Bursitis involves the inflammation of the bursa which is a sac filled with fluid where the tendons or muscles glide over the bony surfaces. The usual locations include the shoulder, knee, elbow and hip. Extensive use of a particular joint can cause an acute attack that occurs as intense pain and diminished range of motion.
It is important to note that bursitis might also be a chronic condition that is accompanied by persistent pain and stiffness of the joint. The doctor will utilize treatment options to manage the pain using non-steroidal anti-inflammatory drugs (NSAIDs), steroids or corticosteroid injections. There are several commonly prescribed pain medications that are utilized in managing bursitis.
Ibuprofen is categorized as a non-steroidal anti-inflammatory drug (NSAID) that is readily available over-the-counter. This pain medication is highly effective in managing mild to moderate pain. In some cases, the doctor can prescribe ibuprofen in higher dosages.
Acetaminophen can be used for pain management during mild episodes of bursitis. Remember that this is not an anti-inflammatory, thus it will not help with the swelling or stiffness of the bursa. This medication might be given along with other treatments or medications for bursitis. The individual should avoid drinking alcoholic beverages while using the drug since it increases the risk for liver damage.
Naproxen is categorized as an NSAID that helps manage the pain due to bursitis. This medication is available under various brand names. The prescription-strength tablets start at 250mg dosage. The over-the-counter options are available in 200mg dosage.
This is a corticosteroid that can be given for severe inflammation linked with pain from bursitis. The starting dosage depends on the severity of the symptoms. It usually starts from 5-60mg daily. The doctor will reduce the dosage to a maintenance level for pain control once the desired effect is achieved.
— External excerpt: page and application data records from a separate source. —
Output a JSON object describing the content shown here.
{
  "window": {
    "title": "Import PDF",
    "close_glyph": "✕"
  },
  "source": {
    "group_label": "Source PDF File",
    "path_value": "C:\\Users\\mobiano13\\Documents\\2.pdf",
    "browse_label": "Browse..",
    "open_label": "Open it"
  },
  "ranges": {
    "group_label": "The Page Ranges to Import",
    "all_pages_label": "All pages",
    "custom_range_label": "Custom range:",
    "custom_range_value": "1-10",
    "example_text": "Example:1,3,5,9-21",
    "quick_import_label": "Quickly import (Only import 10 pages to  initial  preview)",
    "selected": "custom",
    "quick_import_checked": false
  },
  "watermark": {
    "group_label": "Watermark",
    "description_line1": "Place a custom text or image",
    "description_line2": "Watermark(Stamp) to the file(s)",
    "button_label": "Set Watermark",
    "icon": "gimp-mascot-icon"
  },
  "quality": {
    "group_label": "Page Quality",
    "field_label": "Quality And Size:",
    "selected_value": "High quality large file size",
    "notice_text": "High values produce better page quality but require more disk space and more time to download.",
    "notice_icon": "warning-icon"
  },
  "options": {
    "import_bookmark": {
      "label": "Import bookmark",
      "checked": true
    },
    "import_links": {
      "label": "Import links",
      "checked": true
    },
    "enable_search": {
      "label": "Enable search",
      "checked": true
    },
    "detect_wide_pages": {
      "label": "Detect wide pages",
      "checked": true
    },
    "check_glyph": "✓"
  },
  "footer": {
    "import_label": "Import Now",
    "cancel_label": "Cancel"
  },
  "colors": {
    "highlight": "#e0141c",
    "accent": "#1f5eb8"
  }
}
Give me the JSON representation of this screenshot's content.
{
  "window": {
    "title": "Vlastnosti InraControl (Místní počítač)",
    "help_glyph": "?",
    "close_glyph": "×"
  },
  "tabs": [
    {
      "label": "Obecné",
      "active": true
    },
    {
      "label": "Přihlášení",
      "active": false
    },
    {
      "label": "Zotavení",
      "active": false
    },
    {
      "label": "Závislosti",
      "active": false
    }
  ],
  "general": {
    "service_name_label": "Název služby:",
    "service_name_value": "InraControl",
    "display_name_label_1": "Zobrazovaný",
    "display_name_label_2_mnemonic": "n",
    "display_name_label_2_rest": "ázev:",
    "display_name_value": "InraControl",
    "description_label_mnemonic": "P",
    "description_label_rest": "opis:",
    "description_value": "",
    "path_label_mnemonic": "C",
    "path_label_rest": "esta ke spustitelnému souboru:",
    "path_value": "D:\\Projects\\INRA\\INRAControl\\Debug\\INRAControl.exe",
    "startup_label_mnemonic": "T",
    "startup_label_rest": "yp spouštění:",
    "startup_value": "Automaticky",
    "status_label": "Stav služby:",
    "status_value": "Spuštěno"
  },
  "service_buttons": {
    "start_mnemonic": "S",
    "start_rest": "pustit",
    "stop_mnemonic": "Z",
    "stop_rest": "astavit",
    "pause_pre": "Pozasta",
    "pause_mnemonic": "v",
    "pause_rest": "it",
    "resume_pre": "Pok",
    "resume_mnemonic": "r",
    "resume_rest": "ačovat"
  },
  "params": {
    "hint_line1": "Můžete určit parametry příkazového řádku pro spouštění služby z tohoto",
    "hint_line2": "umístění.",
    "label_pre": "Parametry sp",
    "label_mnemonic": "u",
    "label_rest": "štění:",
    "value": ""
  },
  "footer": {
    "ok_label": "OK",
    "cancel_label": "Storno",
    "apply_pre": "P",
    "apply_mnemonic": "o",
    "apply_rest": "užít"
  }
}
It is important to note that indomethacin is also a non-steroidal anti-inflammatory drug (NSAID) that can be prescribed by the doctor in managing acute pain. The ideal initial dosage is 75-150mg on a daily basis that is divided into 3-4 doses. The moment the pain symptoms start to subside, the doctor will reduce the dosage.
Trolamine salicylate is a pain medication applied topically that works by cutting down the swelling and inflammation in the joint and muscles. It should be rubbed on the skin until fully absorbed. Just remember to keep it out of the mouth, nose and eyes.
As an injectable form of pain medication for bursitis, the doctor might use kenalog. This medication is administered directly into the affected joint to control the pain caused by bursitis. Take note that the solution that is injected might be mixed with a local anesthetic aside from the corticosteroid triamcinolone acetonide.